2. An occasional licence is the combination of a Triṣṭubh with a Gāyatrī verse in the same stanza. This combination appears as a regular mixed stanza (11 8, 8 8) in one entire hymn (RV. x. 22). Except stanzas 7 and 15, which are pure Anuṣṭubh and Triṣṭubh respectively.53
3. The combination of a Triṣṭubh verse with a Dvipadā Yirāj hemistich has already been noted (8 a).
III. Strophic Stanzas.
11. Two or three stanzas are often found strophically combined in the RV., forming couplets or triplets.
A. Three simple stanzas (called tca) in the same metre are often thus connected. Gāyatrī triplets are the commonest; less usual are Uṣṇiḥ, Bhatī, or Paṅkti triplets; while Triṣṭubh triplets are rare. A hymn consisting of several triplets often concludes with an additional stanza in a different metre.
a. It is a typical practice to conclude a hymn composed in one metre with a stanza in another. A Triṣṭubh stanza at the end of a Jagatī hymn is the commonest; a final Anuṣṭubh stanza in Gāyatrī hymns is much less usual; but all the commoner metres are to some extent thus employed except the Gāyatrī, which is never used in this way.
B. Two mixed stanzas in different metres are often combined, the RV. containing about 250 such strophes. This doubly mixed strophic metre, called Pragātha, is of two main types:
1. The Kākubha Prāgatha is much the less common kind of strophe, occurring only slightly more than fifty times in the RV. It is formed by the combination of a Kakubh with a Satobhatī stanza: 8 12, 8 + 12 8, 12 8; e. g.
no áśvā ¦ vad aśvinā ¦
vartír yāsiṣṭaṁ, madhu ¦ pātamā narā ¦¦
gómad dasrā ¦ hiraṇyavat ¦¦
suprāvargáṁ, suvryaṁ ¦ suṣṭhú vriam ¦
ánādhṣṭaṁ ¦ rakṣasvínā ¦¦

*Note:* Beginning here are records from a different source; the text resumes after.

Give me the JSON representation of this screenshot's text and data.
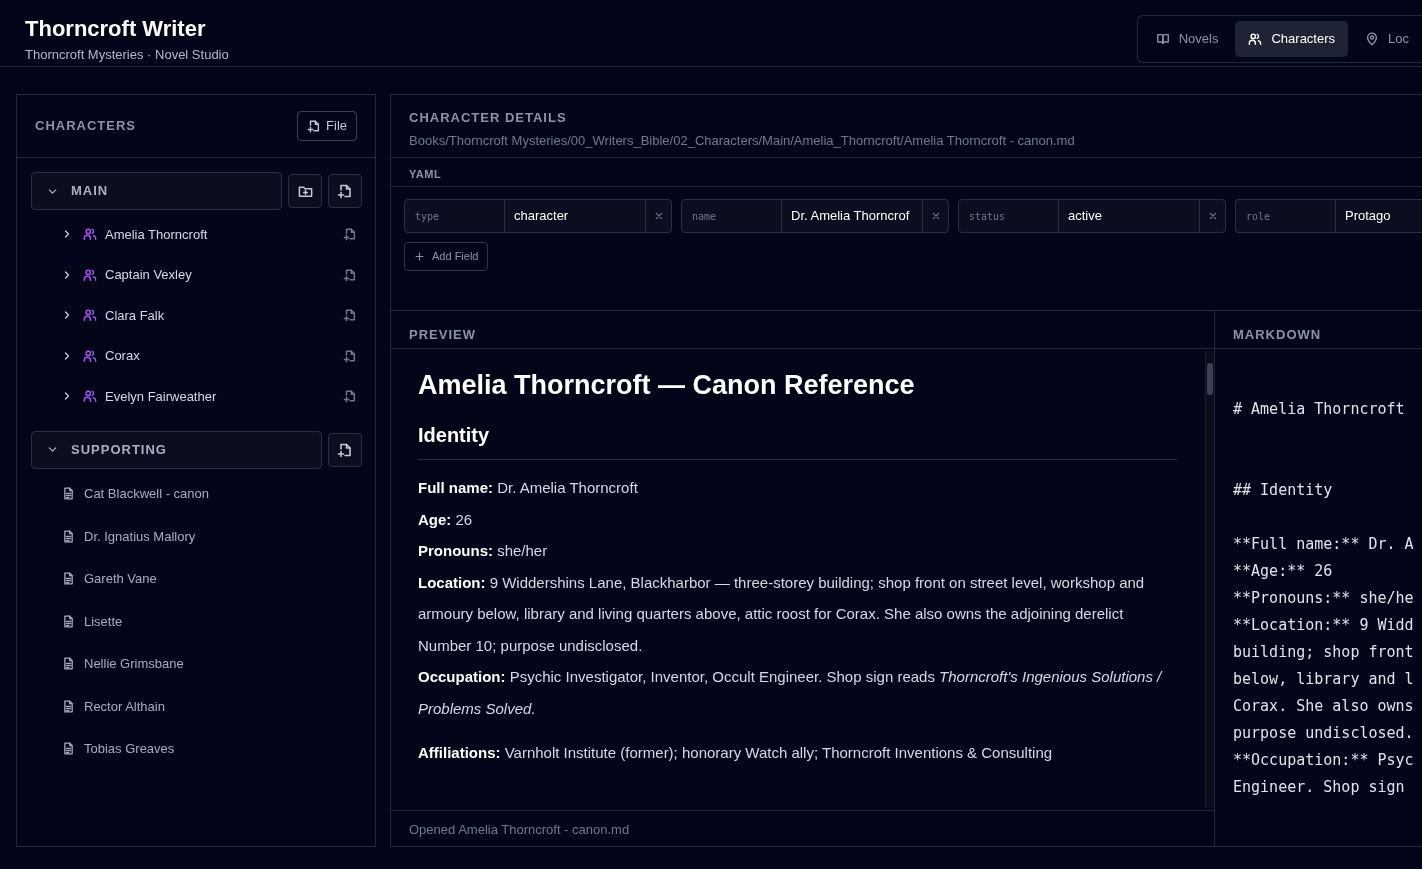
{
  "app": {
    "title": "Thorncroft Writer",
    "subtitle": "Thorncroft Mysteries · Novel Studio"
  },
  "nav_tabs": [
    {
      "label": "Novels",
      "selected": false
    },
    {
      "label": "Characters",
      "selected": true
    },
    {
      "label": "Loc",
      "selected": false
    }
  ],
  "sidebar": {
    "title": "CHARACTERS",
    "file_button": "File",
    "groups": [
      {
        "label": "MAIN",
        "expanded": true,
        "can_add_folder": true,
        "items": [
          {
            "label": "Amelia Thorncroft",
            "kind": "character"
          },
          {
            "label": "Captain Vexley",
            "kind": "character"
          },
          {
            "label": "Clara Falk",
            "kind": "character"
          },
          {
            "label": "Corax",
            "kind": "character"
          },
          {
            "label": "Evelyn Fairweather",
            "kind": "character"
          }
        ]
      },
      {
        "label": "SUPPORTING",
        "expanded": true,
        "can_add_folder": false,
        "items": [
          {
            "label": "Cat Blackwell - canon",
            "kind": "file"
          },
          {
            "label": "Dr. Ignatius Mallory",
            "kind": "file"
          },
          {
            "label": "Gareth Vane",
            "kind": "file"
          },
          {
            "label": "Lisette",
            "kind": "file"
          },
          {
            "label": "Nellie Grimsbane",
            "kind": "file"
          },
          {
            "label": "Rector Althain",
            "kind": "file"
          },
          {
            "label": "Tobias Greaves",
            "kind": "file"
          }
        ]
      }
    ]
  },
  "details": {
    "title": "CHARACTER DETAILS",
    "path": "Books/Thorncroft Mysteries/00_Writers_Bible/02_Characters/Main/Amelia_Thorncroft/Amelia Thorncroft - canon.md"
  },
  "yaml": {
    "label": "YAML",
    "fields": [
      {
        "key": "type",
        "value": "character",
        "removable": true
      },
      {
        "key": "name",
        "value": "Dr. Amelia Thorncrof",
        "removable": true
      },
      {
        "key": "status",
        "value": "active",
        "removable": true
      },
      {
        "key": "role",
        "value": "Protago",
        "removable": false
      }
    ],
    "add_button": "Add Field"
  },
  "preview": {
    "label": "PREVIEW",
    "blocks": [
      {
        "kind": "title",
        "text": "Amelia Thorncroft — Canon Reference"
      },
      {
        "kind": "heading",
        "text": "Identity"
      },
      {
        "kind": "field",
        "text": "**Full name:** Dr. Amelia Thorncroft"
      },
      {
        "kind": "field",
        "text": "**Age:** 26"
      },
      {
        "kind": "field",
        "text": "**Pronouns:** she/her"
      },
      {
        "kind": "field",
        "text": "**Location:** 9 Widdershins Lane, Blackharbor — three-storey building; shop front on street level, workshop and armoury below, library and living quarters above, attic roost for Corax. She also owns the adjoining derelict Number 10; purpose undisclosed."
      },
      {
        "kind": "field",
        "text": "**Occupation:** Psychic Investigator, Inventor, Occult Engineer. Shop sign reads *Thorncroft's Ingenious Solutions / Problems Solved.*"
      },
      {
        "kind": "paragraph",
        "text": "**Affiliations:** Varnholt Institute (former); honorary Watch ally; Thorncroft Inventions & Consulting"
      }
    ]
  },
  "markdown": {
    "label": "MARKDOWN",
    "lines": [
      {
        "kind": "h1",
        "text": "# Amelia Thorncroft"
      },
      {
        "kind": "h2",
        "text": "## Identity"
      },
      {
        "kind": "line",
        "text": "**Full name:** Dr. A"
      },
      {
        "kind": "line",
        "text": "**Age:** 26"
      },
      {
        "kind": "line",
        "text": "**Pronouns:** she/he"
      },
      {
        "kind": "line",
        "text": "**Location:** 9 Widd"
      },
      {
        "kind": "line",
        "text": "building; shop front"
      },
      {
        "kind": "line",
        "text": "below, library and l"
      },
      {
        "kind": "line",
        "text": "Corax. She also owns"
      },
      {
        "kind": "line",
        "text": "purpose undisclosed."
      },
      {
        "kind": "line",
        "text": "**Occupation:** Psyc"
      },
      {
        "kind": "line",
        "text": "Engineer. Shop sign"
      }
    ]
  },
  "status_bar": "Opened Amelia Thorncroft - canon.md"
}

asmínn vām, āyne ¦ vājinīvasū ¦
viśvā vām ¦ ni dhīmahi ¦¦
2. The Bārhata Pragātha is a common strophe, occurring nearly two hundred times in the RV. It is formed by the combination of a Bhatī with a Satobhatī stanza: 8 8, 12 8 + 12 8,12 8; e.g.
dyumn vāṁ stó ¦ mo aśvinā ¦ [Macdonell places the division one syllable too early in this line.]54
krívir ná sé ¦ ka gatam ¦¦
mádhvaḥ sutásya, sá di ¦ ví priyó nárā ¦¦
pātáṁ gaurv ¦ ivériṇe ¦¦
píbataṁ gharmáṁ, mádhu ¦ mantam aśvinā ¦
barhíḥ sī ¦ dataṁ narā ¦¦
t mandasān, mánu ¦ ṣo duroṇá ¦
ní pātaṁ vé ¦ dasā váyaḥ ¦¦
a. Of these two types there are many variations occurring in individual hymns, chiefly by the addition of one (8), two (12 8), three (12 8 8), or once (vii. 96, 1-3) even four verses (12 12 8 8).
last updated: August 2005